  • src/App.tsx: contains the UI-related functionality. In the default template example, this file manages tracking clicks and displaying clicks. It uses src/lib/analytics.ts to interact with the Express.js server API endpoints.
  • src/lib/analytics.ts provides a simple wrapper around fetch requests made to API endpoints defined by the Express.js server.


The Express.js application.

  • script/setup.ts: A file that is run before most other scripts to ensure the Tigris data models defined in TypeScript are in sync with that is in Tigris.
  • src/db/models/event.ts: Defines the Tigris data models that represent the application's database schema.
  • src/index.ts: The main entry point for the Express.js application. Defines the API endpoints and makes use of the Tigris TypeScript SDK to insert and delete documents into the NoSQL database.
  • src/utils/validateInput.ts: an Express.js middleware wrapper that makes use of zod to validate request body payloads to the API endpoints.
  • .env.local: Contains environmental variables used within the application. This was created via the tigris:init script and contains the Tigris project configuration.

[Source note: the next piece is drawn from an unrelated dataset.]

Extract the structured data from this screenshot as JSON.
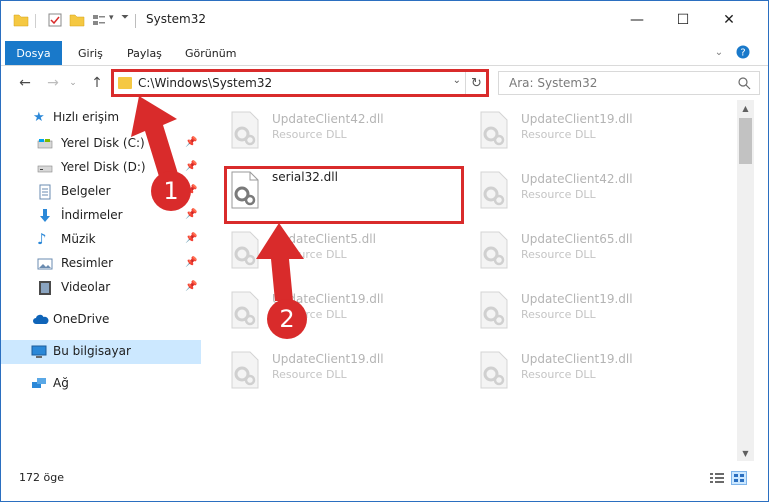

  • src/event.ts: Defines interfaces that are used both within the client and server. This is a great step towards ensuring that the loose coupling between client and server doesn't also result in API requests and responses mismatching. I personally think this is a really powerful. It's also great for refactoring code between the client and server.

Dive into the codebase, make updates, and find out more.

Get involved

I'd love to hear your feedback on the TERN stack, the TERN stack template, and Tigris.

This is v0.1.0 of the TERN stack template, and there are a few known issues if you'd like to help out.

Give me (@leggetter) a shout on Twitter.

Join the Tigris Discord to share your feedback, get help, or generally hang out.

Top comments (2)

leggetter profile image
Phil Leggetter

If you found this useful you may also like the intro to TERN.

anshuman_bhardwaj profile image
Anshuman Bhardwaj

Looks like TERN is here to stay. Amazing post!